**Work instruction:**
Retype the records that come next, word for word.

START Data shown

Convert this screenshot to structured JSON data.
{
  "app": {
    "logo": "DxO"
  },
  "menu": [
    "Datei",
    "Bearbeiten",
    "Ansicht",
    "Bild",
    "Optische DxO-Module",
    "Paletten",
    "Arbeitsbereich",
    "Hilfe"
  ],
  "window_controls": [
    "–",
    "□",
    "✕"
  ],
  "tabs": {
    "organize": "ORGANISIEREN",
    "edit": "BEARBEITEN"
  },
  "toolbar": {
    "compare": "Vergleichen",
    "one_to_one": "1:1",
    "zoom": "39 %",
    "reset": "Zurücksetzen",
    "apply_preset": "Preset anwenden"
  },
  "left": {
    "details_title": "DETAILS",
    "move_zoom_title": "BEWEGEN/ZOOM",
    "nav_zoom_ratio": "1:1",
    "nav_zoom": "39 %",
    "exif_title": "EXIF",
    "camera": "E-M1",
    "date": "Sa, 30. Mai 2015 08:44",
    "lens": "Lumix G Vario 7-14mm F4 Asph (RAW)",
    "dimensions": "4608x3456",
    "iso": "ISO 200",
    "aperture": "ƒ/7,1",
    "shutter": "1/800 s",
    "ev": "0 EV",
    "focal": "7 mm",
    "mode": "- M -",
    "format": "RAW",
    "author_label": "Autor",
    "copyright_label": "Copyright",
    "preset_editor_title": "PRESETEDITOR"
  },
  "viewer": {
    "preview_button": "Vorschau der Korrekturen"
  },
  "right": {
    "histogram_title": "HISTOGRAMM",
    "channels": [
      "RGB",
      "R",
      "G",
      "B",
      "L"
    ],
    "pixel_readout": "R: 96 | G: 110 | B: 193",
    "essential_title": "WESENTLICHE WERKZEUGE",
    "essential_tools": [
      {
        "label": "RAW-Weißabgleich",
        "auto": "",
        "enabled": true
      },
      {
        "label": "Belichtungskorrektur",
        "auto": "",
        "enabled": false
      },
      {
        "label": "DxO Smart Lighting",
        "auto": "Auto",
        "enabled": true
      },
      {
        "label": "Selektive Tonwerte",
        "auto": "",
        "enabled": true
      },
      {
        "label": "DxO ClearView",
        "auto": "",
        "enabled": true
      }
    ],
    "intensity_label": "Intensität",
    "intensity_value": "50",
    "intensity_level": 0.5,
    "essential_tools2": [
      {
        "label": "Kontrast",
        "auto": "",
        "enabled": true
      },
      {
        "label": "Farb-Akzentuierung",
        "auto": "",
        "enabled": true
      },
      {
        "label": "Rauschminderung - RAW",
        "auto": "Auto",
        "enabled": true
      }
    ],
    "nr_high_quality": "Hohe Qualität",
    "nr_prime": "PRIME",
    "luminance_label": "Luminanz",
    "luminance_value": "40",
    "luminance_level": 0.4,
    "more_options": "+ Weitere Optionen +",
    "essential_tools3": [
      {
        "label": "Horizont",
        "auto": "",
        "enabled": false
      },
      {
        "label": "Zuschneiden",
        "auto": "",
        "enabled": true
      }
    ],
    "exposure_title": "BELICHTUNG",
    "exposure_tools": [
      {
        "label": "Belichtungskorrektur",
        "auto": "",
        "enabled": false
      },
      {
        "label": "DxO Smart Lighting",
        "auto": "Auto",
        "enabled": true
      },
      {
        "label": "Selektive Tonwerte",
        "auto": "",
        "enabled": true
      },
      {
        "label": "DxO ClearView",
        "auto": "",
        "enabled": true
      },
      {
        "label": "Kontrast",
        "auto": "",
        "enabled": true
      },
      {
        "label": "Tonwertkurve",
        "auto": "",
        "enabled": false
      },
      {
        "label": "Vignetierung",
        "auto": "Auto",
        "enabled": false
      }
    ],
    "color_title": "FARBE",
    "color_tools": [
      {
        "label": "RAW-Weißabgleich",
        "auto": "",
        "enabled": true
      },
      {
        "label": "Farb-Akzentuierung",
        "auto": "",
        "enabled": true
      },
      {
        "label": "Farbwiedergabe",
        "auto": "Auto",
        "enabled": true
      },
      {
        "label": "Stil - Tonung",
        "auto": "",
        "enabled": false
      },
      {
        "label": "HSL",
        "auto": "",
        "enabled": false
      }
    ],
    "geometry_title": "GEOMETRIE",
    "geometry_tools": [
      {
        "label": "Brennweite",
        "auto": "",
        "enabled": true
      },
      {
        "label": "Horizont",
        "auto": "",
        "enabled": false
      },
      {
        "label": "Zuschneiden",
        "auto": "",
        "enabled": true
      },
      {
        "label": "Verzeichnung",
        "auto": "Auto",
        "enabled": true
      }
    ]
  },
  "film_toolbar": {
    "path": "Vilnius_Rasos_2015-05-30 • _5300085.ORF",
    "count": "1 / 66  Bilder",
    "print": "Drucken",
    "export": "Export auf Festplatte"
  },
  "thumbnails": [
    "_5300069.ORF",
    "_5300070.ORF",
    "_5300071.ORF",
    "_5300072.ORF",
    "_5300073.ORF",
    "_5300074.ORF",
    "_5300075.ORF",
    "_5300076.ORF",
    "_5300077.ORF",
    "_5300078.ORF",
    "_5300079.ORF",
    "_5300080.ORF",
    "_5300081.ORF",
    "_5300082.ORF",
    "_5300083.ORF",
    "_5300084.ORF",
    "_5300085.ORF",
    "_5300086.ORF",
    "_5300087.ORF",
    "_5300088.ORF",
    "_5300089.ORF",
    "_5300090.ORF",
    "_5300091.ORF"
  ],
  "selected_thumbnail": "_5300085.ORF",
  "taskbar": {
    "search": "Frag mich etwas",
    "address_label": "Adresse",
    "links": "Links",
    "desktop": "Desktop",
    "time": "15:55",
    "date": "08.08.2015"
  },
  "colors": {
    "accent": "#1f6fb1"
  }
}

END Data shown

**Solution to this problem:**
Convert this screenshot to structured JSON data.
{
  "app": {
    "logo": "DxO"
  },
  "menu": [
    "Datei",
    "Bearbeiten",
    "Ansicht",
    "Bild",
    "Optische DxO-Module",
    "Paletten",
    "Arbeitsbereich",
    "Hilfe"
  ],
  "window_controls": [
    "–",
    "□",
    "✕"
  ],
  "tabs": {
    "organize": "ORGANISIEREN",
    "edit": "BEARBEITEN"
  },
  "toolbar": {
    "compare": "Vergleichen",
    "one_to_one": "1:1",
    "zoom": "39 %",
    "reset": "Zurücksetzen",
    "apply_preset": "Preset anwenden"
  },
  "left": {
    "details_title": "DETAILS",
    "move_zoom_title": "BEWEGEN/ZOOM",
    "nav_zoom_ratio": "1:1",
    "nav_zoom": "39 %",
    "exif_title": "EXIF",
    "camera": "E-M1",
    "date": "Sa, 30. Mai 2015 08:44",
    "lens": "Lumix G Vario 7-14mm F4 Asph (RAW)",
    "dimensions": "4608x3456",
    "iso": "ISO 200",
    "aperture": "ƒ/7,1",
    "shutter": "1/800 s",
    "ev": "0 EV",
    "focal": "7 mm",
    "mode": "- M -",
    "format": "RAW",
    "author_label": "Autor",
    "copyright_label": "Copyright",
    "preset_editor_title": "PRESETEDITOR"
  },
  "viewer": {
    "preview_button": "Vorschau der Korrekturen"
  },
  "right": {
    "histogram_title": "HISTOGRAMM",
    "channels": [
      "RGB",
      "R",
      "G",
      "B",
      "L"
    ],
    "pixel_readout": "R: 96 | G: 110 | B: 193",
    "essential_title": "WESENTLICHE WERKZEUGE",
    "essential_tools": [
      {
        "label": "RAW-Weißabgleich",
        "auto": "",
        "enabled": true
      },
      {
        "label": "Belichtungskorrektur",
        "auto": "",
        "enabled": false
      },
      {
        "label": "DxO Smart Lighting",
        "auto": "Auto",
        "enabled": true
      },
      {
        "label": "Selektive Tonwerte",
        "auto": "",
        "enabled": true
      },
      {
        "label": "DxO ClearView",
        "auto": "",
        "enabled": true
      }
    ],
    "intensity_label": "Intensität",
    "intensity_value": "50",
    "intensity_level": 0.5,
    "essential_tools2": [
      {
        "label": "Kontrast",
        "auto": "",
        "enabled": true
      },
      {
        "label": "Farb-Akzentuierung",
        "auto": "",
        "enabled": true
      },
      {
        "label": "Rauschminderung - RAW",
        "auto": "Auto",
        "enabled": true
      }
    ],
    "nr_high_quality": "Hohe Qualität",
    "nr_prime": "PRIME",
    "luminance_label": "Luminanz",
    "luminance_value": "40",
    "luminance_level": 0.4,
    "more_options": "+ Weitere Optionen +",
    "essential_tools3": [
      {
        "label": "Horizont",
        "auto": "",
        "enabled": false
      },
      {
        "label": "Zuschneiden",
        "auto": "",
        "enabled": true
      }
    ],
    "exposure_title": "BELICHTUNG",
    "exposure_tools": [
      {
        "label": "Belichtungskorrektur",
        "auto": "",
        "enabled": false
      },
      {
        "label": "DxO Smart Lighting",
        "auto": "Auto",
        "enabled": true
      },
      {
        "label": "Selektive Tonwerte",
        "auto": "",
        "enabled": true
      },
      {
        "label": "DxO ClearView",
        "auto": "",
        "enabled": true
      },
      {
        "label": "Kontrast",
        "auto": "",
        "enabled": true
      },
      {
        "label": "Tonwertkurve",
        "auto": "",
        "enabled": false
      },
      {
        "label": "Vignetierung",
        "auto": "Auto",
        "enabled": false
      }
    ],
    "color_title": "FARBE",
    "color_tools": [
      {
        "label": "RAW-Weißabgleich",
        "auto": "",
        "enabled": true
      },
      {
        "label": "Farb-Akzentuierung",
        "auto": "",
        "enabled": true
      },
      {
        "label": "Farbwiedergabe",
        "auto": "Auto",
        "enabled": true
      },
      {
        "label": "Stil - Tonung",
        "auto": "",
        "enabled": false
      },
      {
        "label": "HSL",
        "auto": "",
        "enabled": false
      }
    ],
    "geometry_title": "GEOMETRIE",
    "geometry_tools": [
      {
        "label": "Brennweite",
        "auto": "",
        "enabled": true
      },
      {
        "label": "Horizont",
        "auto": "",
        "enabled": false
      },
      {
        "label": "Zuschneiden",
        "auto": "",
        "enabled": true
      },
      {
        "label": "Verzeichnung",
        "auto": "Auto",
        "enabled": true
      }
    ]
  },
  "film_toolbar": {
    "path": "Vilnius_Rasos_2015-05-30 • _5300085.ORF",
    "count": "1 / 66  Bilder",
    "print": "Drucken",
    "export": "Export auf Festplatte"
  },
  "thumbnails": [
    "_5300069.ORF",
    "_5300070.ORF",
    "_5300071.ORF",
    "_5300072.ORF",
    "_5300073.ORF",
    "_5300074.ORF",
    "_5300075.ORF",
    "_5300076.ORF",
    "_5300077.ORF",
    "_5300078.ORF",
    "_5300079.ORF",
    "_5300080.ORF",
    "_5300081.ORF",
    "_5300082.ORF",
    "_5300083.ORF",
    "_5300084.ORF",
    "_5300085.ORF",
    "_5300086.ORF",
    "_5300087.ORF",
    "_5300088.ORF",
    "_5300089.ORF",
    "_5300090.ORF",
    "_5300091.ORF"
  ],
  "selected_thumbnail": "_5300085.ORF",
  "taskbar": {
    "search": "Frag mich etwas",
    "address_label": "Adresse",
    "links": "Links",
    "desktop": "Desktop",
    "time": "15:55",
    "date": "08.08.2015"
  },
  "colors": {
    "accent": "#1f6fb1"
  }
}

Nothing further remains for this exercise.